* Goal of the exercise *
Give the number of lines in the data below that contain "TreeNode", and only that number.

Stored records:
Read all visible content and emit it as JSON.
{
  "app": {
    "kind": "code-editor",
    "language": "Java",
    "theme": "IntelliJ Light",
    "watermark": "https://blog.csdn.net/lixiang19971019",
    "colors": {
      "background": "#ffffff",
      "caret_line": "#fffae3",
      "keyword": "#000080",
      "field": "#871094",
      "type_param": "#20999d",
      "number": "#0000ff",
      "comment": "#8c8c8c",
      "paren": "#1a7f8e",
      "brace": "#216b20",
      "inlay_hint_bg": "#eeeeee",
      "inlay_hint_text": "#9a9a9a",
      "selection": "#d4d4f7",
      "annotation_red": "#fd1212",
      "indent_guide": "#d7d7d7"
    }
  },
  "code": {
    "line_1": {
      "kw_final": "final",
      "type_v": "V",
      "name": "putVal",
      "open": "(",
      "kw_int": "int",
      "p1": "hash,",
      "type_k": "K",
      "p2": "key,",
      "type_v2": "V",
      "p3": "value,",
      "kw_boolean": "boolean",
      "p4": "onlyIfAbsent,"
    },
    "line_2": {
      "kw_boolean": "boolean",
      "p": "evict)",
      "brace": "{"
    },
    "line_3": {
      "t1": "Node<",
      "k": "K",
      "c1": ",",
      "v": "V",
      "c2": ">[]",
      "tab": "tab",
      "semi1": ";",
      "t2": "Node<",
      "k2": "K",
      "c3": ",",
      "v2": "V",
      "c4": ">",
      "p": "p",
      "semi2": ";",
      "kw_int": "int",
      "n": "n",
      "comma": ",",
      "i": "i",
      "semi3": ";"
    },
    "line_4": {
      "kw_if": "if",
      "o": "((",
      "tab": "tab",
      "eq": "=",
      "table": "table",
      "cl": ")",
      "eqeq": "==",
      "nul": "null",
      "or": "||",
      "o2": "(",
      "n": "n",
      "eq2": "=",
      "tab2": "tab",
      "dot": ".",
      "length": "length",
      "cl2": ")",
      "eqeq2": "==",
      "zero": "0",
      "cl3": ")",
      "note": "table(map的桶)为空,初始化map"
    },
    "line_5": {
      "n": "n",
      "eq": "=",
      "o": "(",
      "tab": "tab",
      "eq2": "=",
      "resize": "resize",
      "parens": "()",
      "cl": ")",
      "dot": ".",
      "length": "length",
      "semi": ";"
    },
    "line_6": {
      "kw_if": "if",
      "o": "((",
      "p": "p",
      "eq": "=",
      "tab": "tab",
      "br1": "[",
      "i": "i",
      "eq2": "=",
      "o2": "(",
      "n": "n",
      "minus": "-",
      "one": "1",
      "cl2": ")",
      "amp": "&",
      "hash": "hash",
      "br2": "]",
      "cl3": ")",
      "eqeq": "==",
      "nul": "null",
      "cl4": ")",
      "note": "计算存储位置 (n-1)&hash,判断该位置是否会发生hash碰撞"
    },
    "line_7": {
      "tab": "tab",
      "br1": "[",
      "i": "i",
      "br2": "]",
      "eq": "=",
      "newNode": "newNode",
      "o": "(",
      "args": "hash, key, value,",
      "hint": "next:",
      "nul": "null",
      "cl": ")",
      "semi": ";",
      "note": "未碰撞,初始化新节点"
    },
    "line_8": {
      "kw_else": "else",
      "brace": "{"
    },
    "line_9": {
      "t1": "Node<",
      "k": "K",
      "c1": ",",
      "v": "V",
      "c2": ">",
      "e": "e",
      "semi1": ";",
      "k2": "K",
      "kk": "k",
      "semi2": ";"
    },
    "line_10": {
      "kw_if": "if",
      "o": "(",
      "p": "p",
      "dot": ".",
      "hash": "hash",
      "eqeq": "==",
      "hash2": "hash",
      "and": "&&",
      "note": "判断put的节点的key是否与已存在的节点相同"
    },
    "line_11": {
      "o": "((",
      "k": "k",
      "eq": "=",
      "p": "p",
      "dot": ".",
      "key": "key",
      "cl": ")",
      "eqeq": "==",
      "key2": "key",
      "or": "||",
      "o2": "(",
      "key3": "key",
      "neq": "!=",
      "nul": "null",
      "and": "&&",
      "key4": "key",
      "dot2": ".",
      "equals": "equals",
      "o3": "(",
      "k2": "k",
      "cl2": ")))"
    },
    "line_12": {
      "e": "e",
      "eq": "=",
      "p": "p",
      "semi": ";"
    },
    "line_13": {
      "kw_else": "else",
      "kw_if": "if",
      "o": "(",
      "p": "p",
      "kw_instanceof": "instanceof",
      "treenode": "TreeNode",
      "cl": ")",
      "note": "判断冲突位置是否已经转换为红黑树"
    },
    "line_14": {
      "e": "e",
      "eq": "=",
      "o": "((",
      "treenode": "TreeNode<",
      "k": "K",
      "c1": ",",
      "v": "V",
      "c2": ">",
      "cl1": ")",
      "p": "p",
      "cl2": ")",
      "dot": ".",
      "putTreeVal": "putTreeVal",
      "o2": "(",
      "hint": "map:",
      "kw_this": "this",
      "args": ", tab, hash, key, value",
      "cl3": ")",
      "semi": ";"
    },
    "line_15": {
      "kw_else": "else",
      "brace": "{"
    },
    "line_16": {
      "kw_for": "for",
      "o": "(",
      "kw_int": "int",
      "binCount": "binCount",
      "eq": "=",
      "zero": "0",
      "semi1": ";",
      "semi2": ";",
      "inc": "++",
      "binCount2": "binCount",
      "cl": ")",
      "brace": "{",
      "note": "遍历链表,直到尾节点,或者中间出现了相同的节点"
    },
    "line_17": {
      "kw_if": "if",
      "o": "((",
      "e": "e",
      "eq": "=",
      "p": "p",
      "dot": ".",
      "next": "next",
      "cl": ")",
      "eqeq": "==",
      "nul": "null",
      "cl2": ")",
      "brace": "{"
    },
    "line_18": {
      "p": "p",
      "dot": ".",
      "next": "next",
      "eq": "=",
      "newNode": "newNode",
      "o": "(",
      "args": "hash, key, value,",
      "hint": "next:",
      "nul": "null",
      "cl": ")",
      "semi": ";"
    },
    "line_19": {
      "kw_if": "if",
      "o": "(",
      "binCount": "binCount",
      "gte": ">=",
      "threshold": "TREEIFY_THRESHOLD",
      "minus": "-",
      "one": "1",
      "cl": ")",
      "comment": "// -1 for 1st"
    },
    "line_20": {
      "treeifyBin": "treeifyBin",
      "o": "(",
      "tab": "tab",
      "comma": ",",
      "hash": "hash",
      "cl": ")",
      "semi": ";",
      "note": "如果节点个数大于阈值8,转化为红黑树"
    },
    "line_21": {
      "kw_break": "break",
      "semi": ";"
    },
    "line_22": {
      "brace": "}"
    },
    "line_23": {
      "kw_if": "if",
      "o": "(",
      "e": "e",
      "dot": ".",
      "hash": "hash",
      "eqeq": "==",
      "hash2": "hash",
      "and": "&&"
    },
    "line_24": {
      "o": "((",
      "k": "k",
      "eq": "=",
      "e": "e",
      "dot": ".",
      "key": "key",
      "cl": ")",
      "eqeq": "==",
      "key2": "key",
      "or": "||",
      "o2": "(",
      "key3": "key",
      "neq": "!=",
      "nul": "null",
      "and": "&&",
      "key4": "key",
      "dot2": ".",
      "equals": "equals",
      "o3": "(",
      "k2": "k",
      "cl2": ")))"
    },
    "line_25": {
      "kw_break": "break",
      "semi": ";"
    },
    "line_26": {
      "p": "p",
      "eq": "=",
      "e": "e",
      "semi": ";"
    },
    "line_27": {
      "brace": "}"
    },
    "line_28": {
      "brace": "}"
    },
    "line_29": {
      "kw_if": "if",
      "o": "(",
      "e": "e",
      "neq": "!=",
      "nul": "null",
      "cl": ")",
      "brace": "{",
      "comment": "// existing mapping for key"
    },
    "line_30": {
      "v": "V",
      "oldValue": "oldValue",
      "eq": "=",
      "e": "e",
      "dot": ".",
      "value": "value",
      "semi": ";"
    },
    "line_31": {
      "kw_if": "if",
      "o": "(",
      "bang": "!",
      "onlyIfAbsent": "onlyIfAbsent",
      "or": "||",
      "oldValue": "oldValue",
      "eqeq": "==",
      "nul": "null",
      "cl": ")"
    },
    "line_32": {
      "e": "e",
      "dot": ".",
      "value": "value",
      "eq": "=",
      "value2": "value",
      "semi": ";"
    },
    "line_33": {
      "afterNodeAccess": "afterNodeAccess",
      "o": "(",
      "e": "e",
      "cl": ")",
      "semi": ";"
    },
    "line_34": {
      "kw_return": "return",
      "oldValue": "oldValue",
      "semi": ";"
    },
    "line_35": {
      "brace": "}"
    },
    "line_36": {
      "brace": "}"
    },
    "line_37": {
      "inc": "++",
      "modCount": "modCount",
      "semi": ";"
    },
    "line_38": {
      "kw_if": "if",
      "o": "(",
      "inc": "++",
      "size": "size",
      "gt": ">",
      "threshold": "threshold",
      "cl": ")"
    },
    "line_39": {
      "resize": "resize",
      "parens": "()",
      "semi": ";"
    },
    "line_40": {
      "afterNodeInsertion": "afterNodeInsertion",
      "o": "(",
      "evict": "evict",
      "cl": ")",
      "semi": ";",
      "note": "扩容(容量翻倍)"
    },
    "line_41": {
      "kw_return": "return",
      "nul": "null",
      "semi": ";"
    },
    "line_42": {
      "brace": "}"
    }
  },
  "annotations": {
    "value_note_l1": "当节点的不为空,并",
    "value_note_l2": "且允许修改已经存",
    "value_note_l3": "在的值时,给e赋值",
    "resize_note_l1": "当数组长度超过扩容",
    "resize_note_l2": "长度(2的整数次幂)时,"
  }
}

* Answer to the exercise *
2